An eager Sturgis reader passes along the agenda for Tuesday's regular meeting of the Meade County Commission. My neighbor cocks an eyebrow at Commissioner Alan Aker's agenda item to put the bare minimum of information from county commission meetings on the public record:

Consider changing county commission minutes so that only motions and votes are published.

Proposal: County commission minutes would consist only of motions and votes.

  • Motions which are not seconded would be in the minutes.
  • Motions which are withdrawn would not be in the minutes.
  • When motions are modified with the consent of the maker and seconder, only the modified motion will be published.
  • Informational agenda items where no motion is made will not be published.
  • Comments from the audience will not be published.
  • Commissioners cannot request that editorial or informational statements be read into the minutes.
  • Comments from other county officials will not be published.
  • Veteran of the month will be published.
  • Deferrals by the chair or by motion will be published when the matter is a hearing, reading, or decision requiring notice to the public.

Commissioner Aker just can't do without the Veteran of the Month commendations, but he figures the public doesn't need any record of things actually said at commission meetings that shape the debate and decisions of their elected officials.

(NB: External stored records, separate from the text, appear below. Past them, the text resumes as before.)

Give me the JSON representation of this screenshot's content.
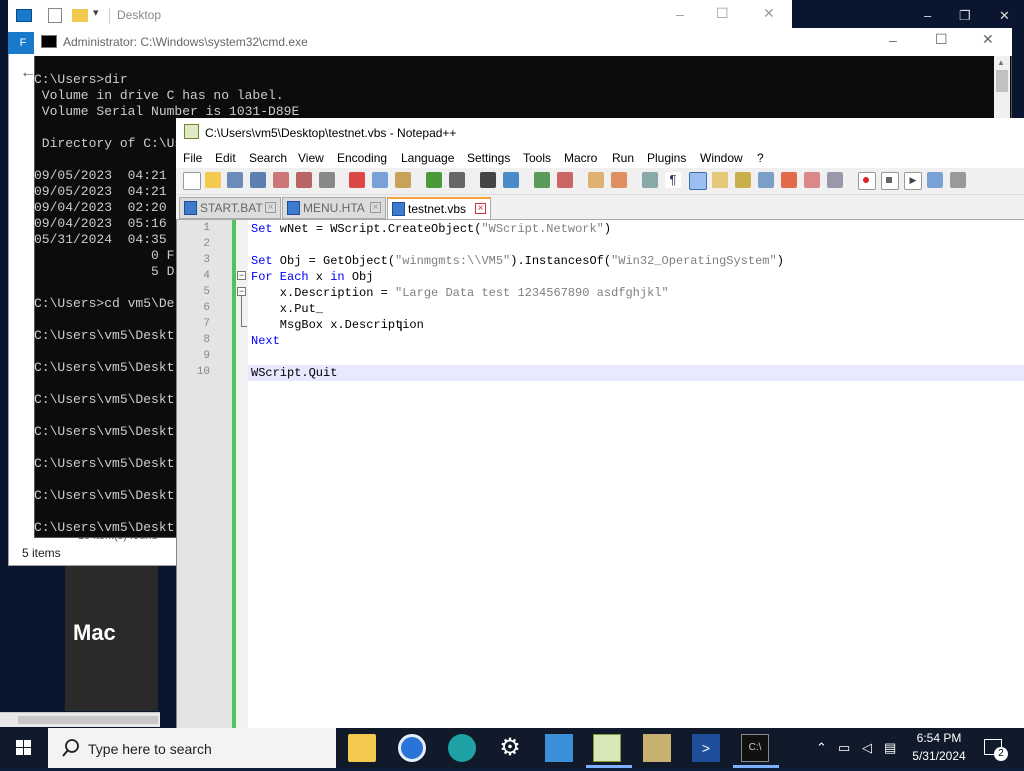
{
  "explorer": {
    "title": "Desktop",
    "ribbon_label": "F",
    "status": "5 items",
    "status_behind": "19 item(s) found"
  },
  "mac_tile": {
    "label": "Mac"
  },
  "cmd": {
    "title": "Administrator: C:\\Windows\\system32\\cmd.exe",
    "lines": [
      "C:\\Users>dir",
      " Volume in drive C has no label.",
      " Volume Serial Number is 1031-D89E",
      "",
      " Directory of C:\\Users",
      "",
      "09/05/2023  04:21",
      "09/05/2023  04:21",
      "09/04/2023  02:20",
      "09/04/2023  05:16",
      "05/31/2024  04:35",
      "               0 F",
      "               5 D",
      "",
      "C:\\Users>cd vm5\\De",
      "",
      "C:\\Users\\vm5\\Deskt",
      "",
      "C:\\Users\\vm5\\Deskt",
      "",
      "C:\\Users\\vm5\\Deskt",
      "",
      "C:\\Users\\vm5\\Deskt",
      "",
      "C:\\Users\\vm5\\Deskt",
      "",
      "C:\\Users\\vm5\\Deskt",
      "",
      "C:\\Users\\vm5\\Deskt"
    ]
  },
  "npp": {
    "title": "C:\\Users\\vm5\\Desktop\\testnet.vbs - Notepad++",
    "menu": [
      "File",
      "Edit",
      "Search",
      "View",
      "Encoding",
      "Language",
      "Settings",
      "Tools",
      "Macro",
      "Run",
      "Plugins",
      "Window",
      "?"
    ],
    "tabs": [
      {
        "label": "START.BAT",
        "active": false
      },
      {
        "label": "MENU.HTA",
        "active": false
      },
      {
        "label": "testnet.vbs",
        "active": true
      }
    ],
    "line_numbers": [
      "1",
      "2",
      "3",
      "4",
      "5",
      "6",
      "7",
      "8",
      "9",
      "10"
    ],
    "code": {
      "l1_kw": "Set",
      "l1_a": " wNet = WScript.CreateObject(",
      "l1_str": "\"WScript.Network\"",
      "l1_b": ")",
      "l3_kw": "Set",
      "l3_a": " Obj = GetObject(",
      "l3_str1": "\"winmgmts:\\\\VM5\"",
      "l3_b": ").InstancesOf(",
      "l3_str2": "\"Win32_OperatingSystem\"",
      "l3_c": ")",
      "l4_kw1": "For Each",
      "l4_a": " x ",
      "l4_kw2": "in",
      "l4_b": " Obj",
      "l5_a": "    x.Description = ",
      "l5_str": "\"Large Data test 1234567890 asdfghjkl\"",
      "l6": "    x.Put_",
      "l7": "    MsgBox x.Description",
      "l8_kw": "Next",
      "l10": "WScript.Quit"
    }
  },
  "taskbar": {
    "search_placeholder": "Type here to search",
    "time": "6:54 PM",
    "date": "5/31/2024",
    "notification_count": "2",
    "apps": [
      "file-explorer-icon",
      "chrome-icon",
      "edge-icon",
      "settings-icon",
      "remote-desktop-icon",
      "notepad-plus-plus-icon",
      "network-tool-icon",
      "powershell-icon",
      "cmd-icon"
    ]
  },
  "colors": {
    "accent": "#1979ca",
    "taskbar": "#101a2b",
    "keyword": "#0000ff",
    "string": "#808080",
    "active_tab_border": "#f7a23a",
    "change_bar": "#54c25e"
  }
}
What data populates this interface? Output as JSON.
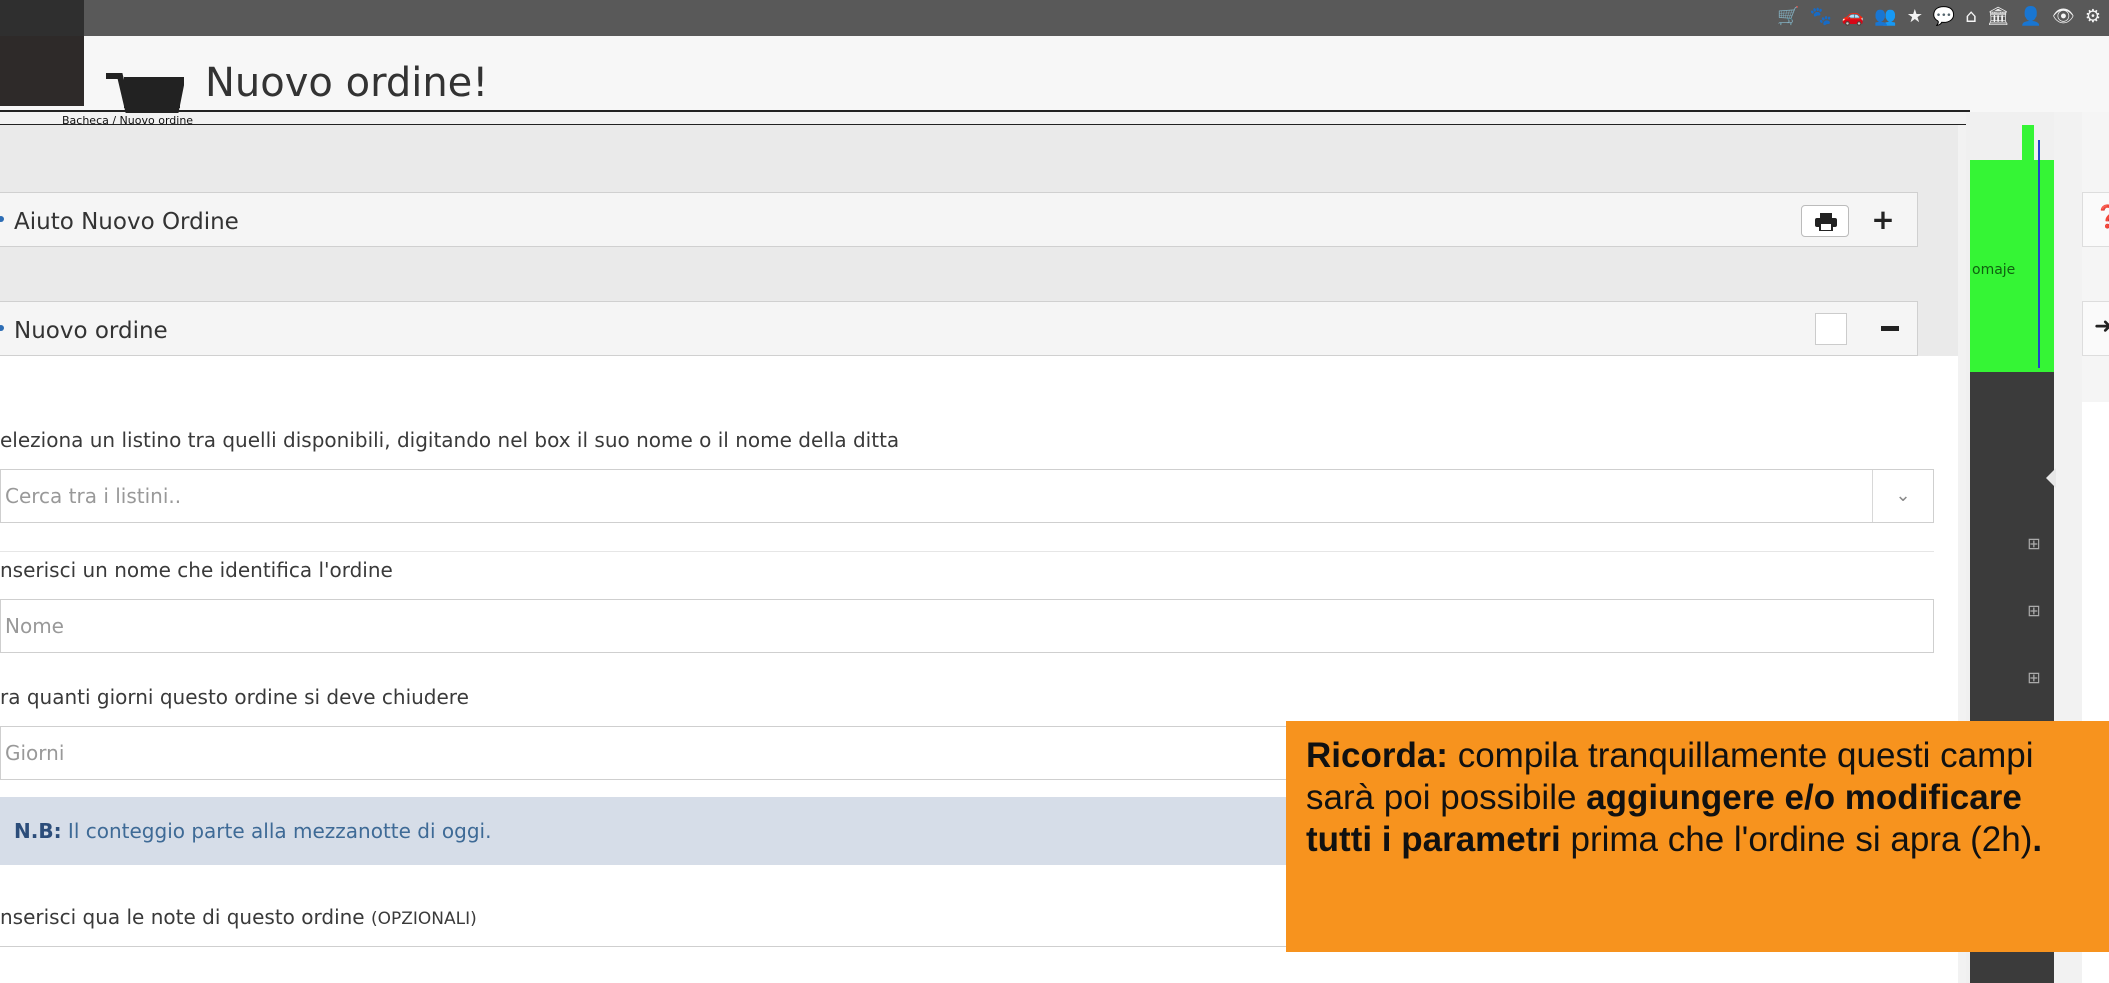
{
  "header": {
    "title": "Nuovo ordine!",
    "breadcrumb": "Bacheca / Nuovo ordine"
  },
  "help_panel": {
    "title": "Aiuto Nuovo Ordine"
  },
  "form_panel": {
    "title": "Nuovo ordine",
    "listino_label": "eleziona un listino tra quelli disponibili, digitando nel box il suo nome o il nome della ditta",
    "listino_placeholder": "Cerca tra i listini..",
    "nome_label": "nserisci un nome che identifica l'ordine",
    "nome_placeholder": "Nome",
    "giorni_label": "ra quanti giorni questo ordine si deve chiudere",
    "giorni_placeholder": "Giorni",
    "note_prefix": "N.B:",
    "note_text": " Il conteggio parte alla mezzanotte di oggi.",
    "notes_label": "nserisci qua le note di questo ordine",
    "notes_optional": "(OPZIONALI)"
  },
  "side": {
    "green_label": "omaje"
  },
  "tooltip": {
    "part1_bold": "Ricorda:",
    "part2": " compila tranquillamente questi campi sarà poi possibile ",
    "part3_bold": "aggiungere e/o modificare tutti i parametri",
    "part4": " prima che l'ordine si apra (2h)",
    "part5_bold": "."
  },
  "icons": {
    "topbar": [
      "cart-icon",
      "paw-icon",
      "car-icon",
      "group-icon",
      "star-icon",
      "comment-icon",
      "home-icon",
      "bank-icon",
      "user-icon",
      "eye-icon",
      "settings-icon"
    ]
  }
}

I glance at Meade County's February minutes and find that Commissioner Aker's proposal would deprive the public of the pleasure and wisdom gained from reading Commissioner Linda Rausch's declaration with respect to Exit 52 landscaping that "I love trees and I love the beauty and I hope this is going to be more beautiful. We are going to grow a lot of trees and it is not a lot of money, although $2500.00 is still a lot of money if it is in my pocket."

Perhaps Commissioner Aker is simply trying to live up to that tree-love by saving paper. But come on, Alan! Publishing doesn't cost that much. If anything, we should have more in the minutes, not less. If printing the minutes in the local paper is really draining the coffers, how about two versions of minutes: put the bare-bones minutes in the paper, but require detailed minutes online, where publication is almost free.